Five New Provisions in the Omani Maritime Law of 2023

As can be seen from our overview post of the new Omani Maritime Law, this law is massive and makes many changes to the way the maritime industry is governed. In this post, we will highlight five key changes introduced by this major legal instrument:

1. Relationship with International Law

Article 3 of the Maritime Law makes a reference to the relationship between domestic and international maritime law by stating not only that international law provisions are an integral part of the maritime legal framework in Oman, but it also states that in the case of conflict between the international and domestic provisions, the international provisions prevail. This is one of the most explicit references to the supremacy of international law over domestic law in Oman, it was not stated in the previous law, and it goes beyond the recognition of international agreements as having the mere power of law in Oman if ratified in accordance with article 93 of the Basic Statute of the State.

2. Governance of Shipbuilding

Chapter 5 of part 2 of the new law introduces for the first time in Oman a framework for governing shipbuilding, which can be seen as a signal by the Omani government of its intention to promote the development of the shipbuilding industry. One notable requirement established by this chapter is that the construction of the ship must be supervised by an international expert organisation.

3. Agents and Brokers

Part 5 of the new law introduces a framework for defining the responsibilities of ship agents, cargo agents, and freight forwarders that was not found in the old law. A noteworthy provision of this part is article 136 which stipulates that the law of the port where the transaction with these agents and brokers takes place is the one that applies to the transaction, unless the parties agree otherwise.

4. Tourist Transportation

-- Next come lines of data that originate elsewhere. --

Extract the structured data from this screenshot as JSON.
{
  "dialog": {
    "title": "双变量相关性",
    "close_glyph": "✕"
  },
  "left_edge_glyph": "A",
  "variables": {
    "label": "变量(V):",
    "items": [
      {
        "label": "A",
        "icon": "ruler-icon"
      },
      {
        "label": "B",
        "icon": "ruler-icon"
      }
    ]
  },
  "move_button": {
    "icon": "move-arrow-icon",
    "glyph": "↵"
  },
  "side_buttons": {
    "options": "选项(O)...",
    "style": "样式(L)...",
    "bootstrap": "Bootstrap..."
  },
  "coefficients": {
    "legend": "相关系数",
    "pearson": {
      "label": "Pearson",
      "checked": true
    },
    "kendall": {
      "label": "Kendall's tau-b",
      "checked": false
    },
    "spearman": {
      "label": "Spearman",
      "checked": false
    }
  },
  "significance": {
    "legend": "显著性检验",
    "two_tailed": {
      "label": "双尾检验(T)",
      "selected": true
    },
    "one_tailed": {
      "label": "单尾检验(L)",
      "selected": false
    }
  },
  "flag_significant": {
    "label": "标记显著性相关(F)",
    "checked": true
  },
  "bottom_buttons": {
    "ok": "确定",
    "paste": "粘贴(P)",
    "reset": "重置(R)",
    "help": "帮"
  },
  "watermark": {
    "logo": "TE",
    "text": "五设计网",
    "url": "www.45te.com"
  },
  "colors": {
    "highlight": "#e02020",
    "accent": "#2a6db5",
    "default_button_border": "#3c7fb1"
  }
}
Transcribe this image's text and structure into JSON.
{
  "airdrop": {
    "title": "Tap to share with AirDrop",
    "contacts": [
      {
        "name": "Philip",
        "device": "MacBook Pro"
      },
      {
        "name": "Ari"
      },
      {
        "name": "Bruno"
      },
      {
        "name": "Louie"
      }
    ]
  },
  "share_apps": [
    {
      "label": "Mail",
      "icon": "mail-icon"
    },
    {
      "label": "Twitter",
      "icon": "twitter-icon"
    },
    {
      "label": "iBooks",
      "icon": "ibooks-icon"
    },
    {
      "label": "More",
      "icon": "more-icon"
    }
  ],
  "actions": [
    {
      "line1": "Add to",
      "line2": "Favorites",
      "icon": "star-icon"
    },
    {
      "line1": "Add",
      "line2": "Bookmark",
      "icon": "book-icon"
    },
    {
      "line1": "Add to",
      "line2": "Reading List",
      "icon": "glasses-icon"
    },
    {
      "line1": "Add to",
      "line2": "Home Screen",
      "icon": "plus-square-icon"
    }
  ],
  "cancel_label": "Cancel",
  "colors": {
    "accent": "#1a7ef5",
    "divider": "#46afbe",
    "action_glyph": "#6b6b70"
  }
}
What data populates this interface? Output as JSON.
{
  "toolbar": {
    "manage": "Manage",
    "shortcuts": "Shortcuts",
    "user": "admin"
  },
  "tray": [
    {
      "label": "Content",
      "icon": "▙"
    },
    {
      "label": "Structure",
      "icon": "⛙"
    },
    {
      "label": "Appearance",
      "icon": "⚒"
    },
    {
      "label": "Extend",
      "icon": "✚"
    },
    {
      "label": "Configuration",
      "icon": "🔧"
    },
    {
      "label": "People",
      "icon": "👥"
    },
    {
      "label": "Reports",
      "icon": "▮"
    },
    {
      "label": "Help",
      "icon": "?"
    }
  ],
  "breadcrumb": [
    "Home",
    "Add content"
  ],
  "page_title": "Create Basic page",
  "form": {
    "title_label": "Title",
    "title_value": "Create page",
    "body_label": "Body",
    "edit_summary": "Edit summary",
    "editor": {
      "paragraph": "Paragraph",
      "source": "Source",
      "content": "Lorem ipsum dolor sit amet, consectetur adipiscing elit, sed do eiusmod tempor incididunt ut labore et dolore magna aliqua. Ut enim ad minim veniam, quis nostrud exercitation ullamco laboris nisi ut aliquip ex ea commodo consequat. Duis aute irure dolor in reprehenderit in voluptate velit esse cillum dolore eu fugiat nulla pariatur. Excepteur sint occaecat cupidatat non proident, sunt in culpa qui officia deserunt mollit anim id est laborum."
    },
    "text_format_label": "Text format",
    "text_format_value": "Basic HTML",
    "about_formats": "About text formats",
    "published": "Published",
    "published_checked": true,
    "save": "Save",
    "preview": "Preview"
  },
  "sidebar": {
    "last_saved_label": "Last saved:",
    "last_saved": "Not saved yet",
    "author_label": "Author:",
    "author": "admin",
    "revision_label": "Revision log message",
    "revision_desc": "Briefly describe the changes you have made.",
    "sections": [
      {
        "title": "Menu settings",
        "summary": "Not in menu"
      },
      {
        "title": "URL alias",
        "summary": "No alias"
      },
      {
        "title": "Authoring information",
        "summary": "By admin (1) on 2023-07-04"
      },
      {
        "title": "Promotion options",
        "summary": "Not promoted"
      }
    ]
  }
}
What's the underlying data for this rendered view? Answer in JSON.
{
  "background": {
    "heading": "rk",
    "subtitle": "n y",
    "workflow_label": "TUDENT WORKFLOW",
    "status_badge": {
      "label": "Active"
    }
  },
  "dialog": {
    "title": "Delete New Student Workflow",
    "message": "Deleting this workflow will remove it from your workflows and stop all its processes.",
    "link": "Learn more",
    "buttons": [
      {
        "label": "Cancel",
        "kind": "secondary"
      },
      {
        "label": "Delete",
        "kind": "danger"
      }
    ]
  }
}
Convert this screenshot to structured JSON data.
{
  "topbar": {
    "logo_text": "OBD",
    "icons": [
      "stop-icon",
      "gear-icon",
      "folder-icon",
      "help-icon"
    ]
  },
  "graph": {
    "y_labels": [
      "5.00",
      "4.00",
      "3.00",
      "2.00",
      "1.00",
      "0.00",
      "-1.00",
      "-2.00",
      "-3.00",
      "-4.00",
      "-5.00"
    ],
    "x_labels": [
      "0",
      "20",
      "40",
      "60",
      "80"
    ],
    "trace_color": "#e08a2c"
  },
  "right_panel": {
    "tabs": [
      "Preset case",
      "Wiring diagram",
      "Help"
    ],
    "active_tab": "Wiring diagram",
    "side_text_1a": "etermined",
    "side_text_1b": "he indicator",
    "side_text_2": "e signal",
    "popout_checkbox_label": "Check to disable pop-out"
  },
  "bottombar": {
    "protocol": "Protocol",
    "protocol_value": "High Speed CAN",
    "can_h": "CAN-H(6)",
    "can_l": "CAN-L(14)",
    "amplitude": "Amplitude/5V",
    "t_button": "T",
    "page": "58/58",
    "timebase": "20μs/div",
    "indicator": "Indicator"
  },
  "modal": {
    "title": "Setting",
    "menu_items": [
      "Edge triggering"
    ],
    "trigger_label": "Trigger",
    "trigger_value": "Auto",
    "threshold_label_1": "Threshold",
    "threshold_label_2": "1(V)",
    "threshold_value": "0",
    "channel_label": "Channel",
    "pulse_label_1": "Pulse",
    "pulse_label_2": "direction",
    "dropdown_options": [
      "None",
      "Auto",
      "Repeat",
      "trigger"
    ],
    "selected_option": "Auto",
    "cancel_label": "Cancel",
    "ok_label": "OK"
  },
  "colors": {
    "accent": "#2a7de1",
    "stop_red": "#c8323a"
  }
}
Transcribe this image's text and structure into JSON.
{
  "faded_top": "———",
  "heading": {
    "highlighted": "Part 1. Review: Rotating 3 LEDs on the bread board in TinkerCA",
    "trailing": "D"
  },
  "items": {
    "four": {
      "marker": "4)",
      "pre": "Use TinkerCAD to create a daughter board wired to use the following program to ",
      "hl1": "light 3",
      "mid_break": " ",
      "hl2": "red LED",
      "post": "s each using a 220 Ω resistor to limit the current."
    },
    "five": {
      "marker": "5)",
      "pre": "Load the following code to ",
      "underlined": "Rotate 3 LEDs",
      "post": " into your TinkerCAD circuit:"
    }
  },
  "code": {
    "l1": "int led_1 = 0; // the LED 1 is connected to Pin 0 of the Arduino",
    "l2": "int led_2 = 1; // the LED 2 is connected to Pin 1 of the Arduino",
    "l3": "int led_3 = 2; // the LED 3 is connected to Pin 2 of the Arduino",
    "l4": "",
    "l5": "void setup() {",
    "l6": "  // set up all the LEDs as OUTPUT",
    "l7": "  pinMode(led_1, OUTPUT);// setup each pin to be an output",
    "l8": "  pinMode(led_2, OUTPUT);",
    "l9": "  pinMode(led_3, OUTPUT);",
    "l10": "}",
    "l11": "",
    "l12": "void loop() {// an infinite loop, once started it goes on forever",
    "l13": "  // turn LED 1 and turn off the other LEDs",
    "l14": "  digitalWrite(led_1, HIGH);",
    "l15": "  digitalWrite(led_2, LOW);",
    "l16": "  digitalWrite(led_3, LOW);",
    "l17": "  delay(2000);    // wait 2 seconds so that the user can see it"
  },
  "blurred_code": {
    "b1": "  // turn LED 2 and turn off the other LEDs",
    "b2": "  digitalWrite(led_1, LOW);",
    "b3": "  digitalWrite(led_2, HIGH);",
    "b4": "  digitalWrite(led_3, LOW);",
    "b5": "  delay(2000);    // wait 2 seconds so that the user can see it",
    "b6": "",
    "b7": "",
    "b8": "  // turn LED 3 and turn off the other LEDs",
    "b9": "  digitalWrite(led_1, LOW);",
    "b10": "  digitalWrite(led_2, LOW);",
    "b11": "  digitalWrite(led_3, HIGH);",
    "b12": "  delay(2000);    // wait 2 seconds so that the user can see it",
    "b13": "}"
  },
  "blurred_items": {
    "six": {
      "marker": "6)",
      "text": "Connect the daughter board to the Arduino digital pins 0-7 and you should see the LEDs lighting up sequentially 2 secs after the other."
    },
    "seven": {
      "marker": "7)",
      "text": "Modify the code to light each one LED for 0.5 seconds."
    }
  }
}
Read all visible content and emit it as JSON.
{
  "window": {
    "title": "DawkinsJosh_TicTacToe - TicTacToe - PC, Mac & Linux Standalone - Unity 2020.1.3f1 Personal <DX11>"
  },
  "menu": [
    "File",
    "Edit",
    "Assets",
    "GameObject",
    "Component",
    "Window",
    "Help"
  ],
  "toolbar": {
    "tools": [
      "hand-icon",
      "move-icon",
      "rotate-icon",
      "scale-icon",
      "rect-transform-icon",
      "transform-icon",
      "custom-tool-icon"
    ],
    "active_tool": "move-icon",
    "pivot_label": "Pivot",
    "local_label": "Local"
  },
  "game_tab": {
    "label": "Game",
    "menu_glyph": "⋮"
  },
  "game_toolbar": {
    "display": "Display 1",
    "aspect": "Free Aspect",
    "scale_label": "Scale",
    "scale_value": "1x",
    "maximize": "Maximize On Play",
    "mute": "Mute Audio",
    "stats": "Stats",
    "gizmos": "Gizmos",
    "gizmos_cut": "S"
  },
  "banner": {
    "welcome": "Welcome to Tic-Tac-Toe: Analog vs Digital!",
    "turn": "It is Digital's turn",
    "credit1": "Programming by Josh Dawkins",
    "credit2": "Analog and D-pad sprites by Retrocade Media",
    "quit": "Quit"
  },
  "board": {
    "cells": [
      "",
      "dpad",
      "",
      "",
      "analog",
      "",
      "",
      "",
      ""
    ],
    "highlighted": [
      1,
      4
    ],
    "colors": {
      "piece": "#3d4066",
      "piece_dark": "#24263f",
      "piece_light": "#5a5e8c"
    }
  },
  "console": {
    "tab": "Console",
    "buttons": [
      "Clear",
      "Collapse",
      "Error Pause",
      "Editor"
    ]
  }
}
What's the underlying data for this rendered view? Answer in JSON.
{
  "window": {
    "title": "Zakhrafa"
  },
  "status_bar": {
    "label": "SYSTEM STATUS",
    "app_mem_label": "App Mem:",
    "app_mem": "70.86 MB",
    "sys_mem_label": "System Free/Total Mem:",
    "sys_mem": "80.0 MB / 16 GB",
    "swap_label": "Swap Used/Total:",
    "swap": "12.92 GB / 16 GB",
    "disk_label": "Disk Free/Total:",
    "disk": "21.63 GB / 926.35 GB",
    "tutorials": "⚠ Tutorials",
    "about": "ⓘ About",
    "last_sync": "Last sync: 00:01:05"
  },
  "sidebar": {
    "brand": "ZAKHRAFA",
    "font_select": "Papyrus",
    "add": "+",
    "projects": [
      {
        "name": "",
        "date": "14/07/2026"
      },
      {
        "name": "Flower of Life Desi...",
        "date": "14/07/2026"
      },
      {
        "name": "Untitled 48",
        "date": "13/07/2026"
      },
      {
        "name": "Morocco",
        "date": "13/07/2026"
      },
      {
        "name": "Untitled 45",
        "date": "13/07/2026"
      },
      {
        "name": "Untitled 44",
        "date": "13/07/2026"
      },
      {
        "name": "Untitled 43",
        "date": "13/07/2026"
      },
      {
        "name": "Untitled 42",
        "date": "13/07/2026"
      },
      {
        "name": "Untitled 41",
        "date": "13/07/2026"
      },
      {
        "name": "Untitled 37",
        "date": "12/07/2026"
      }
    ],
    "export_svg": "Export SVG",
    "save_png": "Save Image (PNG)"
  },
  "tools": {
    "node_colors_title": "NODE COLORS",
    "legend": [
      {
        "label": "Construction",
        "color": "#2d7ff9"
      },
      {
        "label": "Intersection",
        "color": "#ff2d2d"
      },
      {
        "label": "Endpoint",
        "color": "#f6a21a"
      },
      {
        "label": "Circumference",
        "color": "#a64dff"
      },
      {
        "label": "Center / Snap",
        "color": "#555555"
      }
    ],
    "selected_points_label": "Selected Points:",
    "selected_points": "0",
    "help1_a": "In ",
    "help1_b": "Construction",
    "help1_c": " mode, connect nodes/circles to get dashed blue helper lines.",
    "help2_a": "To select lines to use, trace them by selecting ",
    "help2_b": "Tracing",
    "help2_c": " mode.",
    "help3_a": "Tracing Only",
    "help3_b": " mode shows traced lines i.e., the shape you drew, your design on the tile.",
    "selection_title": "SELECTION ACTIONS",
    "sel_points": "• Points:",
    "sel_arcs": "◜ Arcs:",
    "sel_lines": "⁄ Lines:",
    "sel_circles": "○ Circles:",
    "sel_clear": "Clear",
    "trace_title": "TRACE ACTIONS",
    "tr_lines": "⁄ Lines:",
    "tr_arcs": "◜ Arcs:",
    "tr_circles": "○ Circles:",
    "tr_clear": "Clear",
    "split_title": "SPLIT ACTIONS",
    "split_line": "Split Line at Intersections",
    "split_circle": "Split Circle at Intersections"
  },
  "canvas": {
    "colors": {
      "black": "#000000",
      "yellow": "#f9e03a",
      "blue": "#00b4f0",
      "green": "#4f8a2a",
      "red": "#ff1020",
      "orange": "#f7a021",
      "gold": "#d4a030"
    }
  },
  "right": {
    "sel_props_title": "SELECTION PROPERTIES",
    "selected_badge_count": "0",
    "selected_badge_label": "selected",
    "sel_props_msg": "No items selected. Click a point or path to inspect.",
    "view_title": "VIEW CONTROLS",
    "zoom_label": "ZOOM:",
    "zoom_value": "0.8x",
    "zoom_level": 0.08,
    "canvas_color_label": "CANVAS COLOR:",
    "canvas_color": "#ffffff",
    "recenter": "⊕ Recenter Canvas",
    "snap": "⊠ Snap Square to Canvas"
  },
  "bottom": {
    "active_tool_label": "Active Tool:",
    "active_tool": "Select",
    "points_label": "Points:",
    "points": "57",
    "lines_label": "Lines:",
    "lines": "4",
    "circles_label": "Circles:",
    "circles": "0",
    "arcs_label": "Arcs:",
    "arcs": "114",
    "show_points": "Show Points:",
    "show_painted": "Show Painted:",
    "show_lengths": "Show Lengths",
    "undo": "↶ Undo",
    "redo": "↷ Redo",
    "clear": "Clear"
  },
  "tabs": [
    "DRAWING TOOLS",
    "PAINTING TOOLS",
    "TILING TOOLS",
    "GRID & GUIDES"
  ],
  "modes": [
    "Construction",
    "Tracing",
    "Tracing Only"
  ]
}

Chapter 3 of part 6 of the new law goes beyond carriage of goods and carriage of persons, which are the types of carriage traditionally governed by maritime law, and treats tourist sea travel as a distinct form of maritime transportation that grants specific rights to commuters and passengers, and imposes specific obligations on tour operators.

5. Marine Wreck

The new law dedicates a whole chapter to marine wrecks as chapter 5 of part 7 provides detailed provisions for dealing with marine wrecks including the consequences that result from such events, and new stricter obligations on the shipowner or master to notify the maritime authority of the wreck immediately; and to recover, remove, or refloat the ship within 30 days from the date of sinking, stranding, or abandonment of the ship. This law provides for situations where this period may be reduced by the maritime authority.

The five provisions identified above are merely some of the new changes introduced by the Maritime Law, those working in the logistics and maritime industry need to review this law in full to understand the full scope of the changes.

You can read the law in full in English on the link below: